Solution? Gas Checks!

The solution lies in using copper gas checks for over-powder and over-shot cards, but there’s a hitch. Gas checks for .45 Colt are 0.460" diameter. Brand-new factory brass is usually 0.474" outside diameter, which means about 0.454" inside at the mouth, then tapering still smaller toward the base of the case as it thickens inside. So how can this work? The secrets are to use a 0.439" diameter .44 caliber gas check for the over-powder card, and to push those 0.460" gas checks through a Lee 0.452" bullet sizer for the overshot cards.

Grins finally arrived on the scene with Load #13. It consists of using fired cases trimmed to 1.270" and resized in a die that leaves them 0.475" in diameter, then generously neck flared. Power comes from six grains of Unique topped with the .44 gas check, cup side up. Using 180 grains of #12 shot leaves a 0.452" gas check 0.035"–0.040" below the top of the flared case mouth, cup side down. This ensures crimping doesn’t compress the powder charge, which is dangerous with pistol powders.

Using a Hornady die, a roll crimp that reduces case mouth size to 0.405"–0.410" holds everything in place. A faint shot rattle assures me I haven’t compressed the powder charge. To me, it’s the near-perfect home-made .45 Colt shotshell. The imperfection is I’m probably going to get significant barrel leading from the soft lead shot.

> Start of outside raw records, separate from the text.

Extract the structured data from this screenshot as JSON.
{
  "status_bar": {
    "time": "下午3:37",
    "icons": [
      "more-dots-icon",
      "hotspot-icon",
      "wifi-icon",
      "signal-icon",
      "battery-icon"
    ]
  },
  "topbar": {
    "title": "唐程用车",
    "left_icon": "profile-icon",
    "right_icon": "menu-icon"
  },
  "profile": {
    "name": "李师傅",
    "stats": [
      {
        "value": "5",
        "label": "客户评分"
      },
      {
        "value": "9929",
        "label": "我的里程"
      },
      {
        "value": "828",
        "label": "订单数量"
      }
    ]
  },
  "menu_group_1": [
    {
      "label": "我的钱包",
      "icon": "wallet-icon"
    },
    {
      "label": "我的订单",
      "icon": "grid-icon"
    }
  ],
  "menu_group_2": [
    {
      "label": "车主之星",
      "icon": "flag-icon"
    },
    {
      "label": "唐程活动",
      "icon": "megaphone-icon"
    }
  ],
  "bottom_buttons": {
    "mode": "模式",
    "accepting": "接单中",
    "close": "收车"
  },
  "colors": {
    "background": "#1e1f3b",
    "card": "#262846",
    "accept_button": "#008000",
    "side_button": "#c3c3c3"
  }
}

However, Kano Kroil does an excellent job of floating this stuff loose.